[WHAT TO DO] Exclude the pictures and set down, unaltered, the lines from the one that holds "What's the underlying" through the end of the data.
START GIVEN RECORDS
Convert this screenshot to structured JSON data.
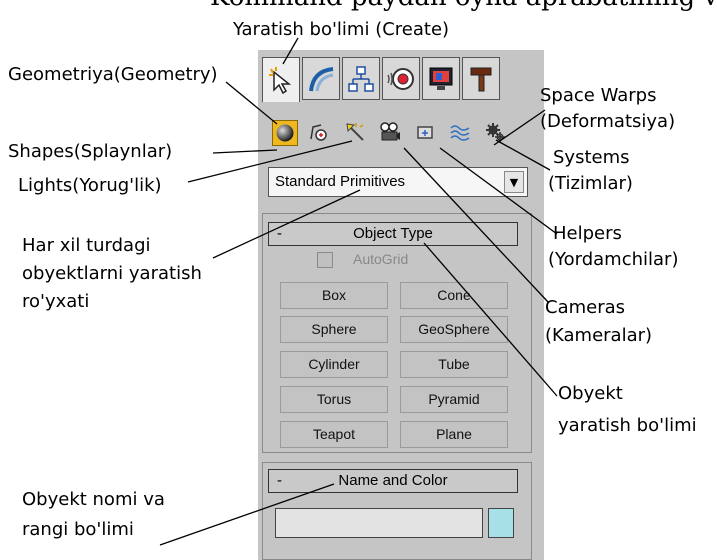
{
  "cut_text": "Kommand paydan oyna aprabatining viyasatulkatib bosq",
  "annotations": {
    "create": "Yaratish bo'limi (Create)",
    "geometry": "Geometriya(Geometry)",
    "space_warps": [
      "Space Warps",
      "(Deformatsiya)"
    ],
    "shapes": "Shapes(Splaynlar)",
    "systems": [
      "Systems",
      "(Tizimlar)"
    ],
    "lights": "Lights(Yorug'lik)",
    "object_list": [
      "Har xil turdagi",
      "obyektlarni yaratish",
      "ro'yxati"
    ],
    "helpers": [
      "Helpers",
      "(Yordamchilar)"
    ],
    "cameras": [
      "Cameras",
      "(Kameralar)"
    ],
    "object_type_section": [
      "Obyekt",
      "yaratish bo'limi"
    ],
    "name_color_section": [
      "Obyekt nomi va",
      "rangi bo'limi"
    ]
  },
  "panel": {
    "tabs": [
      {
        "name": "create-tab",
        "icon": "create-cursor-icon",
        "active": true
      },
      {
        "name": "modify-tab",
        "icon": "modify-curve-icon",
        "active": false
      },
      {
        "name": "hierarchy-tab",
        "icon": "hierarchy-icon",
        "active": false
      },
      {
        "name": "motion-tab",
        "icon": "motion-wheel-icon",
        "active": false
      },
      {
        "name": "display-tab",
        "icon": "display-monitor-icon",
        "active": false
      },
      {
        "name": "utilities-tab",
        "icon": "hammer-icon",
        "active": false
      }
    ],
    "categories": [
      {
        "name": "geometry",
        "icon": "sphere-icon",
        "active": true
      },
      {
        "name": "shapes",
        "icon": "shapes-icon"
      },
      {
        "name": "lights",
        "icon": "light-icon"
      },
      {
        "name": "cameras",
        "icon": "camera-icon"
      },
      {
        "name": "helpers",
        "icon": "helper-icon"
      },
      {
        "name": "space-warps",
        "icon": "wave-icon"
      },
      {
        "name": "systems",
        "icon": "gear-icon"
      }
    ],
    "dropdown": {
      "value": "Standard Primitives",
      "arrow": "▼"
    },
    "object_type": {
      "title": "Object Type",
      "collapse": "-",
      "autogrid_label": "AutoGrid",
      "autogrid_checked": false,
      "buttons": [
        "Box",
        "Cone",
        "Sphere",
        "GeoSphere",
        "Cylinder",
        "Tube",
        "Torus",
        "Pyramid",
        "Teapot",
        "Plane"
      ]
    },
    "name_color": {
      "title": "Name and Color",
      "collapse": "-",
      "name_value": "",
      "color": "#a8e0e8"
    }
  }
}
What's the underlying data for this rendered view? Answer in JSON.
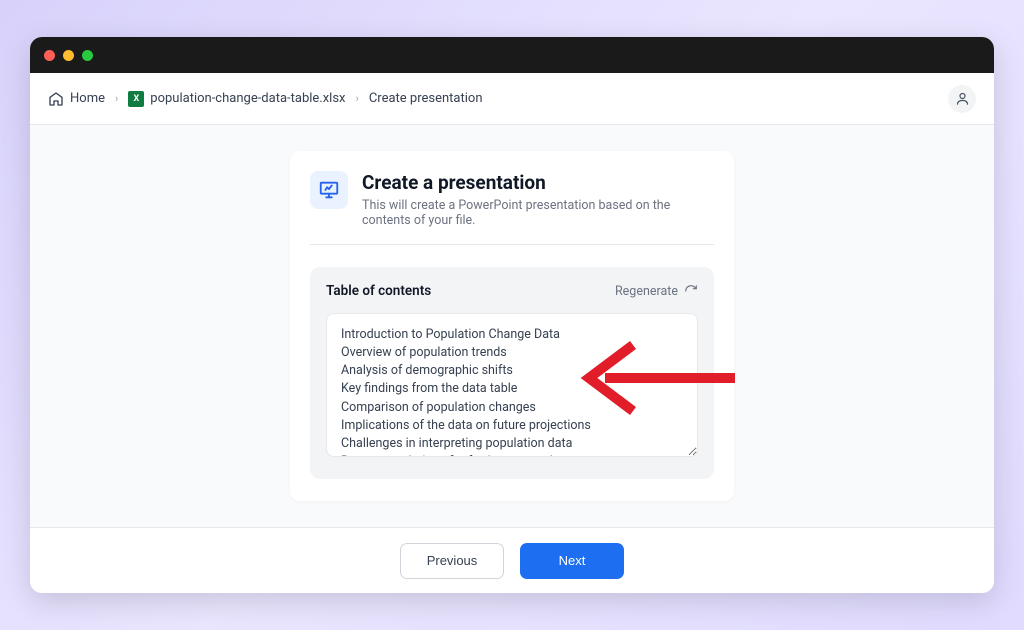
{
  "breadcrumb": {
    "home_label": "Home",
    "file_label": "population-change-data-table.xlsx",
    "page_label": "Create presentation"
  },
  "header": {
    "title": "Create a presentation",
    "subtitle": "This will create a PowerPoint presentation based on the contents of your file."
  },
  "toc": {
    "heading": "Table of contents",
    "regenerate_label": "Regenerate",
    "items": [
      "Introduction to Population Change Data",
      "Overview of population trends",
      "Analysis of demographic shifts",
      "Key findings from the data table",
      "Comparison of population changes",
      "Implications of the data on future projections",
      "Challenges in interpreting population data",
      "Recommendations for further research"
    ]
  },
  "footer": {
    "previous_label": "Previous",
    "next_label": "Next"
  }
}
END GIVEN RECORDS
[EXERCISE RESULT]
What's the underlying data for this rendered view? Answer in JSON.
{
  "breadcrumb": {
    "home_label": "Home",
    "file_label": "population-change-data-table.xlsx",
    "page_label": "Create presentation"
  },
  "header": {
    "title": "Create a presentation",
    "subtitle": "This will create a PowerPoint presentation based on the contents of your file."
  },
  "toc": {
    "heading": "Table of contents",
    "regenerate_label": "Regenerate",
    "items": [
      "Introduction to Population Change Data",
      "Overview of population trends",
      "Analysis of demographic shifts",
      "Key findings from the data table",
      "Comparison of population changes",
      "Implications of the data on future projections",
      "Challenges in interpreting population data",
      "Recommendations for further research"
    ]
  },
  "footer": {
    "previous_label": "Previous",
    "next_label": "Next"
  }
}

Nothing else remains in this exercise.